Just like it occurs to me to do laundry only when I’m down to my last pair of underwear, I’m guilty of applying dry shampoo only once my hair is dirtier than I’d like to admit. (I’m a hygienic person, I swear!) Sure, it helps—but there’s only so much dry shampoo can do once a layer of product residue, pollution, and sweat has already formed.
Then one day (likely while transferring a load of 40 pairs of underwear from washer to dryer) an idea struck: What if I used dry shampoo before my hair got grimy? To write it down makes it sound like a “duh” moment, but I’d always been made to believe that dry shampoo was more of a blowout extender than defender, if you know what I mean.
So I started experimenting. First I applied dry shampoo on totally clean, just-blown-out hair. But I found that the extra product weighed down my very fine hair. Then I tried spritzing it on second-day hair. But it was too late—my blowout was too far gone. If you have fine hair and an oily scalp like I do, you know the feeling. You go to bed with lots of volume and perfectly not-too-perfect only to wake up to sad, deflated, rumpled (and not in a good way) curls.
In a round of testing that felt very much like Goldilocks, I was left with only one option: putting it on at night before I went to sleep.

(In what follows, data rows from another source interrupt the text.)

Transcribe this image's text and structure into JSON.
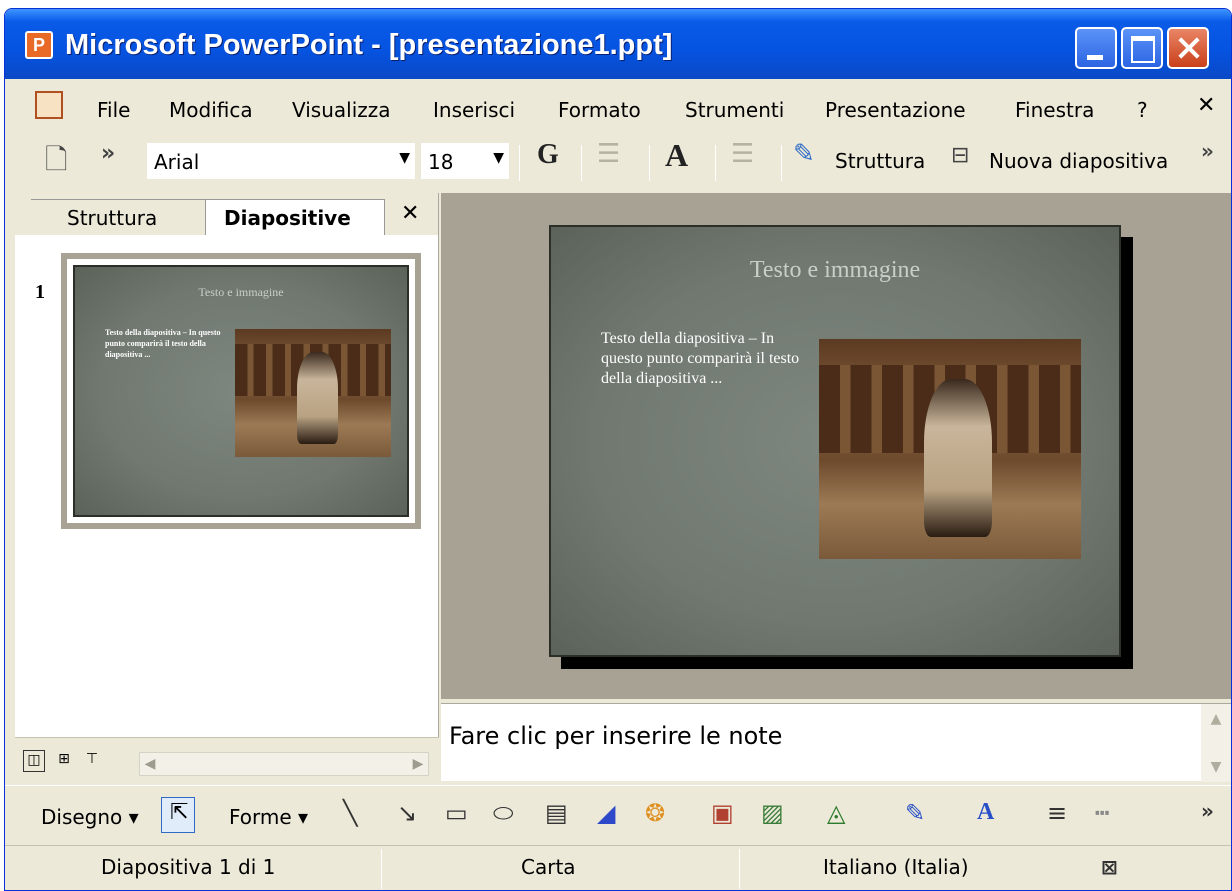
{
  "window": {
    "title": "Microsoft PowerPoint - [presentazione1.ppt]",
    "app_icon": "powerpoint-icon"
  },
  "menu": {
    "items": [
      "File",
      "Modifica",
      "Visualizza",
      "Inserisci",
      "Formato",
      "Strumenti",
      "Presentazione",
      "Finestra",
      "?"
    ],
    "close_glyph": "✕"
  },
  "toolbar": {
    "overflow_glyph": "»",
    "font_name": "Arial",
    "font_size": "18",
    "bold_label": "G",
    "outline_label": "Struttura",
    "new_slide_label": "Nuova diapositiva"
  },
  "left_pane": {
    "tabs": [
      "Struttura",
      "Diapositive"
    ],
    "active_tab": "Diapositive",
    "close_glyph": "✕",
    "slide_number": "1"
  },
  "slide": {
    "title": "Testo e immagine",
    "body": "Testo della diapositiva – In questo punto comparirà il testo della diapositiva ..."
  },
  "notes": {
    "placeholder": "Fare clic per inserire le note"
  },
  "drawing_toolbar": {
    "draw_label": "Disegno",
    "shapes_label": "Forme"
  },
  "status_bar": {
    "slide_position": "Diapositiva 1 di 1",
    "design": "Carta",
    "language": "Italiano (Italia)"
  },
  "colors": {
    "titlebar": "#0553E0",
    "chrome": "#ECE9D8",
    "slide_background": "#747C74",
    "close_button": "#C9401A"
  }
}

After washing and blowing out my hair the next morning, I spritzed my favorite formula—Davines Hair Refresher—on my fairly clean roots just before bed, then gathered my hair in a loose topknot. And lo and behold, when I woke up, let down my hair, and combed out the dry shampoo, my style felt surprisingly fresh and looked way more voluminous than normal. I did the same move for three more evenings, and didn’t have to wash my hair in-between. For me, that’s a beauty miracle.
I pinged hairstylist Marc Mena, who works with celebrities like Chrissy Metz and Mindy Kaling, to see whether my results were an act of divine intervention, or whether letting dry shampoo do its thing overnight actually makes sense. Turns out, it was the latter. “I think it’s very clever,” says Mena. “Especially because at night we all tend to sweat a little bit and release some natural oils.” The dry shampoo acts like a shield to soak up grime before it can take up residence on your roots, he says.
Mena also notes this trick isn’t only for people with fine hair like mine. “It’s more about your scalp than your hair texture,” he says. “If yours gets oily or you sweat a lot, you’ll benefit from using dry shampoo overnight.”
To get even better results, Mena says that—if you can—skip brushing or combing out your hair the next morning and gently work through hair using your fingers instead. That way, you can reap the oil-absorbing benefits of the residual dry shampoo throughout the day. Genius, if I do say so myself.
Shop more of our favorite dry shampoos, below:
$24.00, Ouai Super Dry Shampoo
Dianna Mazzone is a beauty writer in New York City. Follow her on Instagram @diannamazzone.
Originally Appeared on Glamour